That kind of layered emotion is important for Schaal's developing style, taking inspiration as it does from the likes of Charlie Chaplin and Ricky Gervais. "I love characters who are very funny but can also make you cry, they're so real and vulnerable."
Like Gervais' hapless captives, Schaal has put in serious time in some less-than-stellar workplaces, including a stint as a paralegal -- "It's mostly making copies, you're just doing this," she says, mimicking mind-numbing page turning "as life passes you by." There was also her brush with Sedaris-level department-store drama.

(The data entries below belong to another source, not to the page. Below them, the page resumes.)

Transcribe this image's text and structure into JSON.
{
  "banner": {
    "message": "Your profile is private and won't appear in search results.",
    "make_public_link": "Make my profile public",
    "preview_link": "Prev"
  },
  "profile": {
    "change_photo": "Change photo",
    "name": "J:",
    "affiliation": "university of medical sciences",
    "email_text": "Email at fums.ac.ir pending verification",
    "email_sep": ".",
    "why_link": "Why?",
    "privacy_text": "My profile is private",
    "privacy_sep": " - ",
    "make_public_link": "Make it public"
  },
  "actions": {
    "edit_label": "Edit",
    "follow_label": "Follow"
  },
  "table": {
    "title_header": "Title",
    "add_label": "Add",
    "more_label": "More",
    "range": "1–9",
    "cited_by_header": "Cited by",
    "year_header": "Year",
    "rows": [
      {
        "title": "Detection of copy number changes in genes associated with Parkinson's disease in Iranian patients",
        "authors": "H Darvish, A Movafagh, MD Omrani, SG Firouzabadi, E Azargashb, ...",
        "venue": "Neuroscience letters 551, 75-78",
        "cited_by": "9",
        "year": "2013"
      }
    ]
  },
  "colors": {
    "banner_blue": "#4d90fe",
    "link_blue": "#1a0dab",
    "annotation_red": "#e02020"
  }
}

"I worked at FAO Schwarz for a while as a character called Miss Peppermint Twist. . . . I had to wear a pink wig and tights and glasses, and I started to drink on the job to get through it. Luckily, I was laid off after six months."
"There were dark days," she intones. "I got the stories. You know people who are like 'I got this job right out of college'? I hate those people."
But now Schaal's found herself in the throes of a career worth hating her for. "It was weird, it was like 'whoosh.' " Now, she's setting her sights beyond the world of comedy.
"Acting-wise, I'd love to do it all. If they would let me, but you know, they probably won't," she says. "In the dramas they always want a really beautiful woman crying, a really beautiful woman being victimized, with a tear falling down her high cheekbone. I think it might be too pathetic if a tear fell down my cheekbone. It might be too sad. You don't want it to be like, 'Just kill her.'
"That's one reason I got excited watching them cast the 'Conchords' show, because everyone they put in there was just like a regular-looking person. That makes the show look so much cooler than any other show on TV."